Problem to solve: Under this task are some entries; return every one of them exactly.

Recorded data:

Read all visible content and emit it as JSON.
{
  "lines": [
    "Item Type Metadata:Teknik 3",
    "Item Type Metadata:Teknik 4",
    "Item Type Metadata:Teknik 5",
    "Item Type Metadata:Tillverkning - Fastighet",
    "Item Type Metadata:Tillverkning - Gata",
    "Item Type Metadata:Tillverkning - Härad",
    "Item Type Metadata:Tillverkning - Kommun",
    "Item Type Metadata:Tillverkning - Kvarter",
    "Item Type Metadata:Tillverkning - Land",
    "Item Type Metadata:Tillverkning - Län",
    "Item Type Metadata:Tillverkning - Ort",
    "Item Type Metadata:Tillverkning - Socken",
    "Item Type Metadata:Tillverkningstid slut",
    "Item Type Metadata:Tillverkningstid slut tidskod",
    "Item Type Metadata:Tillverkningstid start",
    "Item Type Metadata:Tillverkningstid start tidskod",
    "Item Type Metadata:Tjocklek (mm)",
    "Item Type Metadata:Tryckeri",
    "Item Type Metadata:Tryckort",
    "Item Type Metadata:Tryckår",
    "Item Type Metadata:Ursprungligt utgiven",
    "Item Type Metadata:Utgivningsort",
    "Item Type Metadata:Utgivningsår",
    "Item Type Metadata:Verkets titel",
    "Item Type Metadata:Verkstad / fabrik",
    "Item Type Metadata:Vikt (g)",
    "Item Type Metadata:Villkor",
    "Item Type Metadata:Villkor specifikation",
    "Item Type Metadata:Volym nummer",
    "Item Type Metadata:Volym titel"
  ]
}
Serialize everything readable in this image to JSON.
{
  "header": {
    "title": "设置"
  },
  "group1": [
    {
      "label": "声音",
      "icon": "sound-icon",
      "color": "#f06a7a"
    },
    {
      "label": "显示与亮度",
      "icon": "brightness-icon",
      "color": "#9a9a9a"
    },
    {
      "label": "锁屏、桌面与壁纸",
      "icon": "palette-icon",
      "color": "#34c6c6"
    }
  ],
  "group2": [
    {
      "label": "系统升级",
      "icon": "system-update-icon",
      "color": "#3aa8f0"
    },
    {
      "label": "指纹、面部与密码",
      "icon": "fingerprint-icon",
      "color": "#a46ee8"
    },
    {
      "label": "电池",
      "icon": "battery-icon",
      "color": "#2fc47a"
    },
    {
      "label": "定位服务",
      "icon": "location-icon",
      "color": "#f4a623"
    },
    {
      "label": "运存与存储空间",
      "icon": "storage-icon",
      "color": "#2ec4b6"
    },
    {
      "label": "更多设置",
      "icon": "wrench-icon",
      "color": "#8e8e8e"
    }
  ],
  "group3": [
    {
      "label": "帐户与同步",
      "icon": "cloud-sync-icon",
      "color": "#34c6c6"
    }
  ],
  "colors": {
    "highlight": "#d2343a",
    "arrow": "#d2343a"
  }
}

Output for this task:
Read all visible content and emit it as JSON.
{
  "lines": [
    "Item Type Metadata:Teknik 3",
    "Item Type Metadata:Teknik 4",
    "Item Type Metadata:Teknik 5",
    "Item Type Metadata:Tillverkning - Fastighet",
    "Item Type Metadata:Tillverkning - Gata",
    "Item Type Metadata:Tillverkning - Härad",
    "Item Type Metadata:Tillverkning - Kommun",
    "Item Type Metadata:Tillverkning - Kvarter",
    "Item Type Metadata:Tillverkning - Land",
    "Item Type Metadata:Tillverkning - Län",
    "Item Type Metadata:Tillverkning - Ort",
    "Item Type Metadata:Tillverkning - Socken",
    "Item Type Metadata:Tillverkningstid slut",
    "Item Type Metadata:Tillverkningstid slut tidskod",
    "Item Type Metadata:Tillverkningstid start",
    "Item Type Metadata:Tillverkningstid start tidskod",
    "Item Type Metadata:Tjocklek (mm)",
    "Item Type Metadata:Tryckeri",
    "Item Type Metadata:Tryckort",
    "Item Type Metadata:Tryckår",
    "Item Type Metadata:Ursprungligt utgiven",
    "Item Type Metadata:Utgivningsort",
    "Item Type Metadata:Utgivningsår",
    "Item Type Metadata:Verkets titel",
    "Item Type Metadata:Verkstad / fabrik",
    "Item Type Metadata:Vikt (g)",
    "Item Type Metadata:Villkor",
    "Item Type Metadata:Villkor specifikation",
    "Item Type Metadata:Volym nummer",
    "Item Type Metadata:Volym titel"
  ]
}
Serialize everything readable in this image to JSON.
{
  "header": {
    "title": "设置"
  },
  "group1": [
    {
      "label": "声音",
      "icon": "sound-icon",
      "color": "#f06a7a"
    },
    {
      "label": "显示与亮度",
      "icon": "brightness-icon",
      "color": "#9a9a9a"
    },
    {
      "label": "锁屏、桌面与壁纸",
      "icon": "palette-icon",
      "color": "#34c6c6"
    }
  ],
  "group2": [
    {
      "label": "系统升级",
      "icon": "system-update-icon",
      "color": "#3aa8f0"
    },
    {
      "label": "指纹、面部与密码",
      "icon": "fingerprint-icon",
      "color": "#a46ee8"
    },
    {
      "label": "电池",
      "icon": "battery-icon",
      "color": "#2fc47a"
    },
    {
      "label": "定位服务",
      "icon": "location-icon",
      "color": "#f4a623"
    },
    {
      "label": "运存与存储空间",
      "icon": "storage-icon",
      "color": "#2ec4b6"
    },
    {
      "label": "更多设置",
      "icon": "wrench-icon",
      "color": "#8e8e8e"
    }
  ],
  "group3": [
    {
      "label": "帐户与同步",
      "icon": "cloud-sync-icon",
      "color": "#34c6c6"
    }
  ],
  "colors": {
    "highlight": "#d2343a",
    "arrow": "#d2343a"
  }
}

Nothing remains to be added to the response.